* _Task details_
From first line to last, output the records below exactly.
Information supplied START
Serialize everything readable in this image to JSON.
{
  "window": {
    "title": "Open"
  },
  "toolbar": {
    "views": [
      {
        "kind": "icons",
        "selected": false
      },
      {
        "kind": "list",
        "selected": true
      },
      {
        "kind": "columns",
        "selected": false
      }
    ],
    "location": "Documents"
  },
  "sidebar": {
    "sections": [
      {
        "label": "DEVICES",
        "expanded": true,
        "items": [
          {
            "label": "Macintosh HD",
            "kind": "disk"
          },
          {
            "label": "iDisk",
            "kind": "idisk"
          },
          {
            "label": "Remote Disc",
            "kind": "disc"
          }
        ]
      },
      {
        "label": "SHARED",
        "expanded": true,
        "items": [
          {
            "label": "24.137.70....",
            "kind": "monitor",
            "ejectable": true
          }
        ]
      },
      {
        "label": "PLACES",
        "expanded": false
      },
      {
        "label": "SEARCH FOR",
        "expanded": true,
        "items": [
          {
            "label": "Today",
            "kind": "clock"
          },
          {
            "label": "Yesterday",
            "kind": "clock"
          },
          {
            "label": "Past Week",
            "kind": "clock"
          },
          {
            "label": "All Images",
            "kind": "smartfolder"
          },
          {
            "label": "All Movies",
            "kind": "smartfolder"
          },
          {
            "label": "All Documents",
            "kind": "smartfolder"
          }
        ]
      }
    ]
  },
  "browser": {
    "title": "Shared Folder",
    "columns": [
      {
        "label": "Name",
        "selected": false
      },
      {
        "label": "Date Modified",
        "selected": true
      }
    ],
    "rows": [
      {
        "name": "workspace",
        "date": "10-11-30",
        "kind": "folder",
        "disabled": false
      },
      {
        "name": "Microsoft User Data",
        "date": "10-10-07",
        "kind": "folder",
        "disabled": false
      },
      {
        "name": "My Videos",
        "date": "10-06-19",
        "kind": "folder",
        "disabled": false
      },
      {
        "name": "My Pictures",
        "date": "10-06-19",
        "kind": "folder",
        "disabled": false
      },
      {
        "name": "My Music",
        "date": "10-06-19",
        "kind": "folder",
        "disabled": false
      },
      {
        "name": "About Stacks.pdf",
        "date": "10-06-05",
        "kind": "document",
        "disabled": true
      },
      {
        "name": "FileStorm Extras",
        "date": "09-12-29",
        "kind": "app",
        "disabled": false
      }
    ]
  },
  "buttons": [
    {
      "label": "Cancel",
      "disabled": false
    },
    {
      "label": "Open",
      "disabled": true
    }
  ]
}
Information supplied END
* _Task solution_
Serialize everything readable in this image to JSON.
{
  "window": {
    "title": "Open"
  },
  "toolbar": {
    "views": [
      {
        "kind": "icons",
        "selected": false
      },
      {
        "kind": "list",
        "selected": true
      },
      {
        "kind": "columns",
        "selected": false
      }
    ],
    "location": "Documents"
  },
  "sidebar": {
    "sections": [
      {
        "label": "DEVICES",
        "expanded": true,
        "items": [
          {
            "label": "Macintosh HD",
            "kind": "disk"
          },
          {
            "label": "iDisk",
            "kind": "idisk"
          },
          {
            "label": "Remote Disc",
            "kind": "disc"
          }
        ]
      },
      {
        "label": "SHARED",
        "expanded": true,
        "items": [
          {
            "label": "24.137.70....",
            "kind": "monitor",
            "ejectable": true
          }
        ]
      },
      {
        "label": "PLACES",
        "expanded": false
      },
      {
        "label": "SEARCH FOR",
        "expanded": true,
        "items": [
          {
            "label": "Today",
            "kind": "clock"
          },
          {
            "label": "Yesterday",
            "kind": "clock"
          },
          {
            "label": "Past Week",
            "kind": "clock"
          },
          {
            "label": "All Images",
            "kind": "smartfolder"
          },
          {
            "label": "All Movies",
            "kind": "smartfolder"
          },
          {
            "label": "All Documents",
            "kind": "smartfolder"
          }
        ]
      }
    ]
  },
  "browser": {
    "title": "Shared Folder",
    "columns": [
      {
        "label": "Name",
        "selected": false
      },
      {
        "label": "Date Modified",
        "selected": true
      }
    ],
    "rows": [
      {
        "name": "workspace",
        "date": "10-11-30",
        "kind": "folder",
        "disabled": false
      },
      {
        "name": "Microsoft User Data",
        "date": "10-10-07",
        "kind": "folder",
        "disabled": false
      },
      {
        "name": "My Videos",
        "date": "10-06-19",
        "kind": "folder",
        "disabled": false
      },
      {
        "name": "My Pictures",
        "date": "10-06-19",
        "kind": "folder",
        "disabled": false
      },
      {
        "name": "My Music",
        "date": "10-06-19",
        "kind": "folder",
        "disabled": false
      },
      {
        "name": "About Stacks.pdf",
        "date": "10-06-05",
        "kind": "document",
        "disabled": true
      },
      {
        "name": "FileStorm Extras",
        "date": "09-12-29",
        "kind": "app",
        "disabled": false
      }
    ]
  },
  "buttons": [
    {
      "label": "Cancel",
      "disabled": false
    },
    {
      "label": "Open",
      "disabled": true
    }
  ]
}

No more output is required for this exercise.